Description of original award (Fiscal Year 2021, $250,000)
Strengthening the Medical Examiner-Coroner Operations and Forensic Medicine Library
Los Angeles County Department of Medical Examiner-Coroner
1104 N. Mission Road
Los Angeles, CA 90033
Jonathan R. Lucas, M.D. Chief Medical Examiner-Coroner/Department Head
Prior to the 2020 COVID-19 pandemic the Los Angeles County Department of Medical Examiner-Coroner (DME-C) experienced an increased caseload mostly associated with drug-related fatalities and homeless deaths. In 2020, the DME-C experienced a 30% increase in jurisdictional cases, excluding COVID-related deaths. The increase in caseload continued into 2021 with an additional 20% increase in jurisdictional cases in the first six months over the same period in 2020.

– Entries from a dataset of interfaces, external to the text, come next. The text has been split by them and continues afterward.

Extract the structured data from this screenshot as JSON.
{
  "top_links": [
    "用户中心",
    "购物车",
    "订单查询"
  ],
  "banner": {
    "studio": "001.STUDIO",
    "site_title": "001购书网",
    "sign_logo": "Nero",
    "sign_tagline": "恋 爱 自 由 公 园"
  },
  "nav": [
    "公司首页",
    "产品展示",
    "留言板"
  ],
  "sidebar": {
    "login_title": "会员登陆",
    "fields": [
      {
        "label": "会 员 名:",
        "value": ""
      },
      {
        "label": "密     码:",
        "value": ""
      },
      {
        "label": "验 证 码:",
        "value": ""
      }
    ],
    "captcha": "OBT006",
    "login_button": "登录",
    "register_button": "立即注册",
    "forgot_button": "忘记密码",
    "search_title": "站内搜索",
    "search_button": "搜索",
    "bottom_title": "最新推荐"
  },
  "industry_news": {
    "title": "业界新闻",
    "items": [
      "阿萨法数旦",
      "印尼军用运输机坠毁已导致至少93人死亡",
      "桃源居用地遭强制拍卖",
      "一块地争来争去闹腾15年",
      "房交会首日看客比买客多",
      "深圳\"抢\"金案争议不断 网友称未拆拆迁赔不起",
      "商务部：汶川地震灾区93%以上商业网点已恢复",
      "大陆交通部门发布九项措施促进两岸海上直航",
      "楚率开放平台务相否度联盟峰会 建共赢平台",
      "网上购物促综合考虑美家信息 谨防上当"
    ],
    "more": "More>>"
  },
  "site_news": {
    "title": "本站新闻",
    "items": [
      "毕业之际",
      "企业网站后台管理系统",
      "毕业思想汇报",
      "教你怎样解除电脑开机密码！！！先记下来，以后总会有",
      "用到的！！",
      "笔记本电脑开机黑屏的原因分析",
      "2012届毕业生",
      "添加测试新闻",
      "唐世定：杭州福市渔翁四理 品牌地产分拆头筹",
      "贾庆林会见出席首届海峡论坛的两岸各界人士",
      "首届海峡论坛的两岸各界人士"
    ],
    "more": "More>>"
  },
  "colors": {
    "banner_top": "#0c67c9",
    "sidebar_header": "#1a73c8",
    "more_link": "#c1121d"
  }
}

There are currently 7 clerical staff who answer telephone calls and determine jurisdiction on reported deaths, and cover a 24-hour a day, seven-day-a-week operation. In 2020, these staff took jurisdiction on 12,616 cases. In addition to determining jurisdiction on reported deaths and fielding calls from families, mortuaries, hospital staff and other external partners these staff, review mortuary release paperwork, and request medical records from various healthcare entities and physician offices. The existing staff receive an average of 13,200 telephone calls per month. The DME-C tracks data of the number of calls, wait times, and length of the call. The callers routinely wait an excessive amount of time, sometimes over 90 minutes before their call for service is answered. This impacts law enforcement officers at a death scene, nurses and doctors at a hospital, and others who may have to tend to patients conduct their investigations or other critical tasks. Family members who call DME-C for case information on a loved one also find themselves in the same wait cycle. calls in the past month. Funding this proposal will allow Los Angeles DMEC to hire two additional Senior Typist Clerks and two part-time Student Professional Workers in 2022-2023 to support the call center.
This project also uses Federal funds to assemble a computerized set of forensic literature resources, including journals, textbooks, and other publications at the host institution, Los Angeles County Medical Examiner-Coroner. This collection would be available to employees of Los Angeles County such as medical examiners, criminalists, and detectives for use in casework as well as to create new scientific knowledge. This would present an opportunity for everyday forensic practitioners to use the latest developments in their everyday casework.
The forensic pathology literature is not widely read and tends to be dispersed among many locations. It would be of great value to forensic pathologists, criminalists, death investigators, and toxicologists to have a large source of forensic literature located in one place.